closed on April 23 after showing three new approaches to
content distribution using the Advanced Television Systems Committee (ATSC) digital
Delayed again and again since its inception in the mid
1990s, the "this time we really mean it" date for final cut over to the ATSC
8VSB DTV system is now set for June of this year. Broadcasters are ready to
move from the introduction phase to the profit enhancement phase, and to help
them along engineers have come up with three emerging technologies. Unfortunately
the first is an ode to gadget freaks and the second can't be implemented at all
using present technology, which leaves design engineers with only one that has a
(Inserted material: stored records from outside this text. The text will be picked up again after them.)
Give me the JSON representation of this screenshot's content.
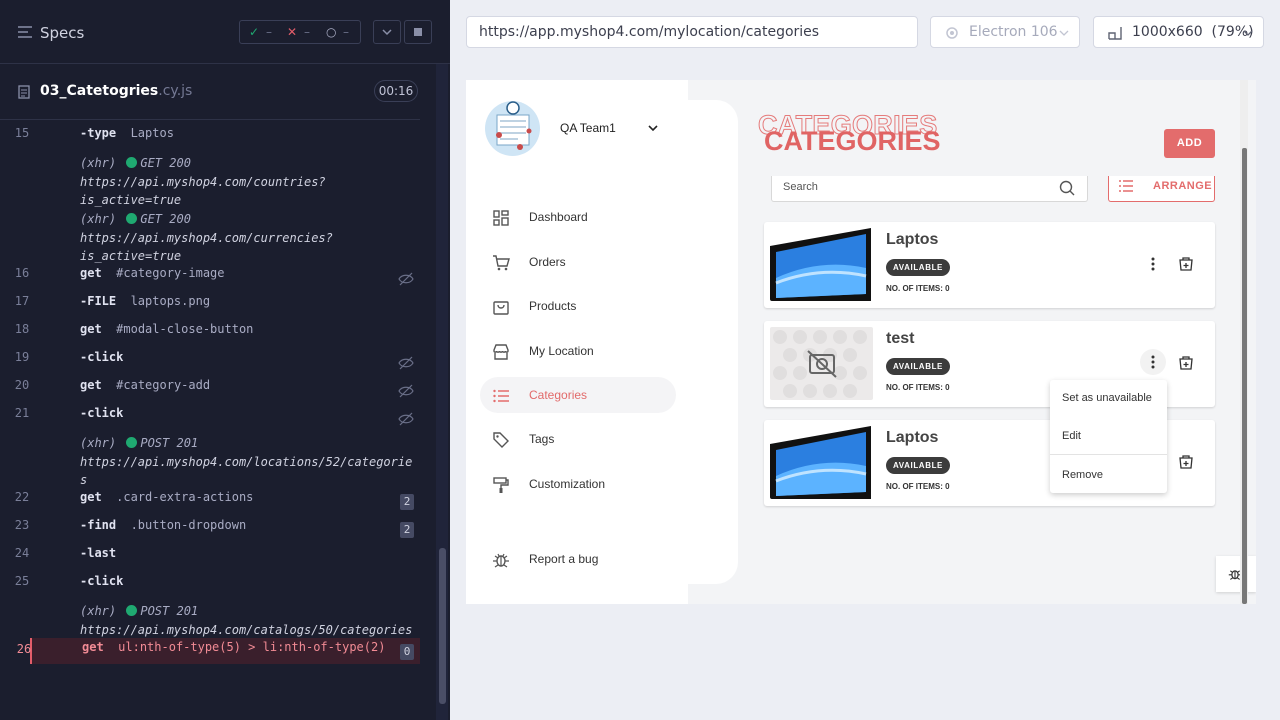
{
  "runner": {
    "title": "Specs",
    "stats": {
      "passed": "✓",
      "passed_count": "–",
      "failed": "✕",
      "failed_count": "–",
      "pending": "○",
      "pending_count": "–"
    },
    "file": {
      "name": "03_Catetogries",
      "ext": ".cy.js",
      "duration": "00:16"
    },
    "log": [
      {
        "n": "15",
        "cmd": "-type",
        "arg": "Laptos"
      },
      {
        "xhr": "(xhr)",
        "method": "GET 200",
        "url1": "https://api.myshop4.com/countries?",
        "url2": "is_active=true"
      },
      {
        "xhr": "(xhr)",
        "method": "GET 200",
        "url1": "https://api.myshop4.com/currencies?",
        "url2": "is_active=true"
      },
      {
        "n": "16",
        "cmd": "get",
        "arg": "#category-image"
      },
      {
        "n": "17",
        "cmd": "-FILE",
        "arg": "laptops.png"
      },
      {
        "n": "18",
        "cmd": "get",
        "arg": "#modal-close-button"
      },
      {
        "n": "19",
        "cmd": "-click",
        "arg": ""
      },
      {
        "n": "20",
        "cmd": "get",
        "arg": "#category-add"
      },
      {
        "n": "21",
        "cmd": "-click",
        "arg": ""
      },
      {
        "xhr": "(xhr)",
        "method": "POST 201",
        "url1": "https://api.myshop4.com/locations/52/categorie",
        "url2": "s"
      },
      {
        "n": "22",
        "cmd": "get",
        "arg": ".card-extra-actions",
        "badge": "2"
      },
      {
        "n": "23",
        "cmd": "-find",
        "arg": ".button-dropdown",
        "badge": "2"
      },
      {
        "n": "24",
        "cmd": "-last",
        "arg": ""
      },
      {
        "n": "25",
        "cmd": "-click",
        "arg": ""
      },
      {
        "xhr": "(xhr)",
        "method": "POST 201",
        "url1": "https://api.myshop4.com/catalogs/50/categories"
      },
      {
        "n": "26",
        "cmd": "get",
        "arg": "ul:nth-of-type(5) > li:nth-of-type(2)",
        "badge": "0"
      }
    ]
  },
  "browser": {
    "url": "https://app.myshop4.com/mylocation/categories",
    "engine": "Electron 106",
    "viewport": "1000x660",
    "zoom": "(79%)"
  },
  "app": {
    "team": "QA Team1",
    "nav": [
      "Dashboard",
      "Orders",
      "Products",
      "My Location",
      "Categories",
      "Tags",
      "Customization",
      "Report a bug"
    ],
    "page_title": "CATEGORIES",
    "add_label": "ADD",
    "search_placeholder": "Search",
    "arrange_label": "ARRANGE",
    "cards": [
      {
        "name": "Laptos",
        "status": "AVAILABLE",
        "count": "NO. OF ITEMS: 0"
      },
      {
        "name": "test",
        "status": "AVAILABLE",
        "count": "NO. OF ITEMS: 0"
      },
      {
        "name": "Laptos",
        "status": "AVAILABLE",
        "count": "NO. OF ITEMS: 0"
      }
    ],
    "dropdown": [
      "Set as unavailable",
      "Edit",
      "Remove"
    ]
  },
  "colors": {
    "accent": "#e36c6c",
    "runner_bg": "#1b1e2e",
    "pass": "#1fa971",
    "fail": "#e35d6a"
  }
}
reasonable chance of making it to the marketplace anytime soon.
Emerging technology number one is 3-D television. A surefire
hit with early adopters and video game players, most of the remaining potential
viewers can't get past the need for special glasses to view the content. Couple
that with the need to transmit two images in the same bandwidth normally used
for one and that means a loss of resolution â something that's unacceptable to
viewers accustomed to HDTV.
The technology way out on the event horizon is Ultra High
Definition Television. Developed by Japan's NHK network, UHDTV features
performance at least four times better than Sony's Blu-RayÂ® 1080p system and it's
stunning to see even in prototype form. The problem is the ATSC system only has
enough bandwidth for 1080i HDTV signals using its MPEG-2 video compression standard.
NHK thinks these problems will be solved by 2020 but without changing the
current ATSC 8VSB primary compression methodology it's difficult to see how
this will happen. All of this brings us
to the remaining emerging technology â one that is ready now, albeit with some
challenges. The third technology is Digital Mobile Television and it's already
in the testing phase in several markets.
The standard DTV transport scheme uses MPEG-2 compression
and has Forward Error Correction (FEC) but can't be made to work reliably in a
moving vehicle. Multi-path problems and Doppler shift causes signal
cancellation and frequently results in reception at a stop light but not while
actually driving. Enter ATSC A/153 (ATSC-M/H), a new encoding subsystem added
to the main ATSC transport scheme.
ATSC-M/H is aimed squarely at the cell phone marketplace and
other handheld media. Unlike the basic platform, it uses MPEG-4 compression, a
robust FEC and a training sequence to negate signal cancellation problems up to
100 mph velocity. ATSC-M/H requires just a 1-2 Mb/sec bit rate to transmit a
modified Â¼ VGA image of 416x240 pixels plus audio but that still may create a
problem. Regular HDTV signals require most of the available bandwidth and
broadcasters are already using the remainder for things like local weather
radar. How will viewers react if the radar disappears? And will users be able
to understand their cell phone is now receiving signals from both the
service provider and local TV stations? Who do they call when they have
problems with the DTV? On the technical side, how do engineers and designers
cope with TV stations using low VHF channels that require much more than a
miniscule cell phone antenna for efficient reception and what about
intermodulation issues in urban environments?
ATSC-M/H offers a new revenue stream to an industry once thought of as a
license to print money. Broadcasters desperately want the revenue so you'll be
hearing more about this emerging technology in the near future.